On Wednesday afternoon, the students, Mr Laing and Dr Greenley loaded up a minivan and a car and began the journey down to National Park. After a restful afternoon and evening in a youth hostel, the team was rearing to go the next morning. Thankfully, we managed to hit the start of the track before the thousands of other trampers arrived. This allowed the team to begin their trek at a comfortable pace in the early morning condensation. After traversing the painful (and appropriately named), “Devil’s Staircase”, the team carried on making progress along the track, towards the Mangatepopo Saddle, Red Crater and eventually the iconic Emerald Lakes. It is fair to say that the downhill scree slope was the most difficult element of the first half of the day, due to the slippery, loose and unstable characteristics of scree. Funnily enough, the boys went skiing down the scree slope with much enthusiasm, leaving the rest of the team to catch up at the Emerald Lakes where we rested for lunch. After a severely underestimated length of time, the sore-legged team arrived at Oturere hut. A stunning night spent under the stars lead into a new day with new ground to be covered!
As the team woke up to a stunner of a sunrise, they also woke up to a scorcher of a day. By eight, we had eaten, packed up and were ready to go! The walk for that day was expected to be significantly shorter and easier, an estimated three hours compared to the previous day’s six hours. Sadly, the day didn’t turn out to be as easy as expected due to 28 sore legs and 14 sore, sunburnt and tired bodies. Despite the exhausted state of the team, we pushed through the pain. And man, was it worth it. On more than one occasion we had panoramic views displaying the Kaimanawa Ranges, Tongariro, Mt Ruapehu and Mt Ngauruhoe alongside native forest, volcanic rocks and desert. It was definitely worth the hard work. At around three in the afternoon, the team arrived at a manor, yes, a manor. The Waihohonu Hut is hands-down the most impressive hut I (an experienced tramper) have ever stayed in. With the capacity to sleep 30 and house another 20 on the empty floor-space, our team of 14 was rather comfortable. An afternoon spent relaxing, stretching and river swimming crept into our last night of the tramp.

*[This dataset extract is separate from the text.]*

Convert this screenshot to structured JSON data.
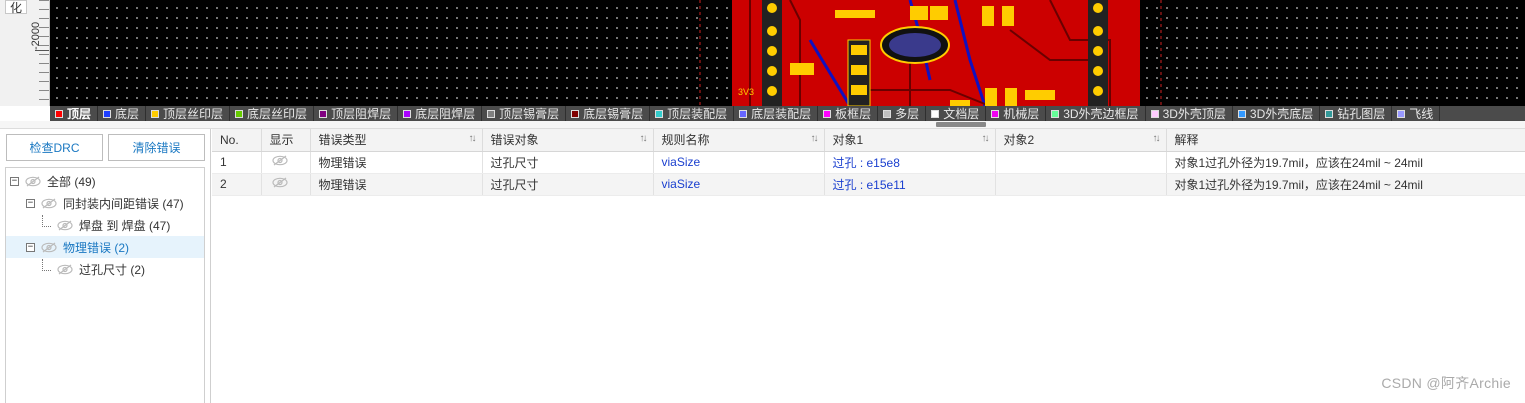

Upon waking up to a windy, foggy morning at 5.30am, the team’s determination to reach Whakapapa Village had never been so strong. A quick and efficient breakfast and pack up routine was executed with precision, allowing the group to hit the tracks 20 minutes earlier than we had hoped for. A steadily fast pace set the team off well into the cloud and wind surrounding the Central Plateau. With minimal stops, the team made quick progress towards the village. The quick progress was heavily assisted by the prospect of coffee, hot food and showers. By 12.45pm the team was rejoicing whilst hobbling into the nearest café for lunch. I’ll tell you what, that first meal of non-dehydrated food was amazing! After indulging ourselves on hot chips and coffees, we headed back to the youth hostel for a quiet night before the journey home.
After 3 days and over 40km of walking, the team was physically and mentally exhausted. We saw some of New Zealand’s best sights, we ate some of New Zealand’s worst dehydrated food and we walked New Zealand’s most famous Great Walk, and man, did we have fun doing it.
– Written by Tegan Allan